*How to complete this task*: Copy out all lines of the records in which the word "JSON" appears.

*Dataset records*:
========================================

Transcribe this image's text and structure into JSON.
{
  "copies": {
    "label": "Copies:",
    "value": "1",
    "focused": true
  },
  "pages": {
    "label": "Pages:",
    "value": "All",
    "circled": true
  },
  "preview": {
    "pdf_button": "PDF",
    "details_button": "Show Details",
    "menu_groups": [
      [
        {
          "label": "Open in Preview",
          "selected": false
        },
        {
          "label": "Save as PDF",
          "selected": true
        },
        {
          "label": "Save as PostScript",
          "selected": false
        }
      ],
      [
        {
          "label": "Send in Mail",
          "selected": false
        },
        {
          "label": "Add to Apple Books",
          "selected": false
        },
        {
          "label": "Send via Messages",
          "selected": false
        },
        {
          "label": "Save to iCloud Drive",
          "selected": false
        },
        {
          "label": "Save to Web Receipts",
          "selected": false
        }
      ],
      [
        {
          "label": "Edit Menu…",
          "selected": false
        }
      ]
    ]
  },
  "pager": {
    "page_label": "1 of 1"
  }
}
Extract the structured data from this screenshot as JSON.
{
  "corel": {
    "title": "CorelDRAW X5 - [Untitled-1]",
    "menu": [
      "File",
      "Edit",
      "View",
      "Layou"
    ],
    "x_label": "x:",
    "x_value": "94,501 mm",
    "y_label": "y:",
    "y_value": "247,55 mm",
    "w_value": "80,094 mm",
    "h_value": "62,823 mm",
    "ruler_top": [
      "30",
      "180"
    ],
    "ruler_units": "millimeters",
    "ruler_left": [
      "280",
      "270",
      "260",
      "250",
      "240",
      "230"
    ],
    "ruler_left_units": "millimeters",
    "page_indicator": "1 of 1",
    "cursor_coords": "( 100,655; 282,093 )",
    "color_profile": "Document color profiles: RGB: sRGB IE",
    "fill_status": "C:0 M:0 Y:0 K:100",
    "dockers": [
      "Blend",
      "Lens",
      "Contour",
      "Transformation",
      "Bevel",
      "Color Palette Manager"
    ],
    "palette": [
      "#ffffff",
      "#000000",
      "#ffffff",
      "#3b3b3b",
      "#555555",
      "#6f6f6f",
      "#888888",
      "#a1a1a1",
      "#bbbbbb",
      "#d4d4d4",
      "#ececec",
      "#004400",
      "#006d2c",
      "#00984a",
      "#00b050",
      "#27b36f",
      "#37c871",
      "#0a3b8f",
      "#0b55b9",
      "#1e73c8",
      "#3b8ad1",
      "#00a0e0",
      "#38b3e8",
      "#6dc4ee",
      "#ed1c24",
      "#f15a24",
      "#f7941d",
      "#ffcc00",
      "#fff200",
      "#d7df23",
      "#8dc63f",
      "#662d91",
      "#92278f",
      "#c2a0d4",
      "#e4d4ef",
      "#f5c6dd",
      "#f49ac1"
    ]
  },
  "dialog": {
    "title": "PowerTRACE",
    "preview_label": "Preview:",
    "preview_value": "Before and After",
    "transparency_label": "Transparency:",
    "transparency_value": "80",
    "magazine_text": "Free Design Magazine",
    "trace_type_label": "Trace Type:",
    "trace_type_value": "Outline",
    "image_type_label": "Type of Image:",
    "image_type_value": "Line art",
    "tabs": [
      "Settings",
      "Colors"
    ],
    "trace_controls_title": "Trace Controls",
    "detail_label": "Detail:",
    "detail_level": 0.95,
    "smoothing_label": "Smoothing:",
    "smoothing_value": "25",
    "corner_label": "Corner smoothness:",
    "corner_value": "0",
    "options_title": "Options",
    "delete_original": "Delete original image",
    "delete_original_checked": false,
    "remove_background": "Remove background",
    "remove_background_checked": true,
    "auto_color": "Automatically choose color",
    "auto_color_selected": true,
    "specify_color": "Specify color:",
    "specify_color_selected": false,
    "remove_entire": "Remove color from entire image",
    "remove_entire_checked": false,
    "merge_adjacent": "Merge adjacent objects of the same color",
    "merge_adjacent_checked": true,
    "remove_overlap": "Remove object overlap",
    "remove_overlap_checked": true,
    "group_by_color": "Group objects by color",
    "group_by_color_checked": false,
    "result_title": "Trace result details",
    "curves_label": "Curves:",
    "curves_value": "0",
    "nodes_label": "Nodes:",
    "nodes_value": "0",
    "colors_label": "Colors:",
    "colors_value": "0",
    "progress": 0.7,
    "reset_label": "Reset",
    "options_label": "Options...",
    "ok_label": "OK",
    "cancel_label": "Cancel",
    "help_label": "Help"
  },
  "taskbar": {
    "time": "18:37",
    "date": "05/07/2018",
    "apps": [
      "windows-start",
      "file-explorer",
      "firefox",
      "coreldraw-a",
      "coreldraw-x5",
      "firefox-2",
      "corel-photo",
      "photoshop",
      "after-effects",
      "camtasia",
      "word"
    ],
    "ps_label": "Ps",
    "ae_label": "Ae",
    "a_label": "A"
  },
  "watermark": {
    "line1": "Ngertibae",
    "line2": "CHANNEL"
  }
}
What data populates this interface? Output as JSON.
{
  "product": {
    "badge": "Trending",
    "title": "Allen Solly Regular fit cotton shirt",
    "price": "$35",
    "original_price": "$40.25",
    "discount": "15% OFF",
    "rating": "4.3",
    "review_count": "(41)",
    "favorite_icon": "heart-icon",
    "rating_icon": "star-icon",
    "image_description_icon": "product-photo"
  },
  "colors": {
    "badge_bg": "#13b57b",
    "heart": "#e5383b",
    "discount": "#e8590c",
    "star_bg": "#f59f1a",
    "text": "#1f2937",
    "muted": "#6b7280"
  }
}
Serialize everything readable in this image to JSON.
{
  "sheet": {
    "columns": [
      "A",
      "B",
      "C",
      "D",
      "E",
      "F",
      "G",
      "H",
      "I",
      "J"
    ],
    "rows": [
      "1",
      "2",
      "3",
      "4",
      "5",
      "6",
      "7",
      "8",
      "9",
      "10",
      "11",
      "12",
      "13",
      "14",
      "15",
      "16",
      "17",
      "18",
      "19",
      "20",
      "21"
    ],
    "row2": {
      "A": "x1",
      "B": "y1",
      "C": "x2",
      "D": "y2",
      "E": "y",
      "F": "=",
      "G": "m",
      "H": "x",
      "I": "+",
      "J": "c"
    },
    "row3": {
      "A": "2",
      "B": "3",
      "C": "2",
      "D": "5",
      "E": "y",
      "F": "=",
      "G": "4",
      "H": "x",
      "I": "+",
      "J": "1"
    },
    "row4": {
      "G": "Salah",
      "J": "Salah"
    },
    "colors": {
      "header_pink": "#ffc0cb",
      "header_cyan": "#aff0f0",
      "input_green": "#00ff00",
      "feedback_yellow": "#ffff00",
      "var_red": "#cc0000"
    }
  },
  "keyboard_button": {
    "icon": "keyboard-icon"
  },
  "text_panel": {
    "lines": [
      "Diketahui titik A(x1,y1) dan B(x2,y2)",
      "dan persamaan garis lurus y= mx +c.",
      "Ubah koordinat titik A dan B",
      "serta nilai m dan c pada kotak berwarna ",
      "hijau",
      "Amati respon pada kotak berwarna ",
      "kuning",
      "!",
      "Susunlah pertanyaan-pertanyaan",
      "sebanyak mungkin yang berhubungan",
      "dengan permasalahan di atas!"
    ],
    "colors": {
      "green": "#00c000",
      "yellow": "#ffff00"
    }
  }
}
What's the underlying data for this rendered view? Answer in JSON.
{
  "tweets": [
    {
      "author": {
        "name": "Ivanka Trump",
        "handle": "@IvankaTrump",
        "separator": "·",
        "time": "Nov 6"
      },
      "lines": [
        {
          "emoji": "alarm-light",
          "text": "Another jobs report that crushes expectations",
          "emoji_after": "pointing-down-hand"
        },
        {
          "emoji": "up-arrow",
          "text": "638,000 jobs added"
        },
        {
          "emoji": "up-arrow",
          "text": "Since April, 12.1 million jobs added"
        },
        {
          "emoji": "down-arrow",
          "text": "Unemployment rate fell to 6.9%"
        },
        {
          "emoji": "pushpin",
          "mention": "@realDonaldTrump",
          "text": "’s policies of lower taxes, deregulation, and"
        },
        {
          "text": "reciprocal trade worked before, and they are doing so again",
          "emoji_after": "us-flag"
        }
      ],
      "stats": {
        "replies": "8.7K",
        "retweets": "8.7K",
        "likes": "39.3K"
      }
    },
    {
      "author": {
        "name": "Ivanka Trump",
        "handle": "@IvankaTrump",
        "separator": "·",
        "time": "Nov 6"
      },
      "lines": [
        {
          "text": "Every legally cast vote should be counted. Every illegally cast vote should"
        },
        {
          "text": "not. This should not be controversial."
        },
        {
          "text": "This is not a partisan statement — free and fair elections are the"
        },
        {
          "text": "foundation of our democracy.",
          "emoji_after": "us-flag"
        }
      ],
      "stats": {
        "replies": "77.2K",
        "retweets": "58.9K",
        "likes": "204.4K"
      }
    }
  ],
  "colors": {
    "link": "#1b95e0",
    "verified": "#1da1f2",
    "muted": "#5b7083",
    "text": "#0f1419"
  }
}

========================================

*Answer space*:
Transcribe this image's text and structure into JSON.
Extract the structured data from this screenshot as JSON.
What data populates this interface? Output as JSON.
Serialize everything readable in this image to JSON.
What's the underlying data for this rendered view? Answer in JSON.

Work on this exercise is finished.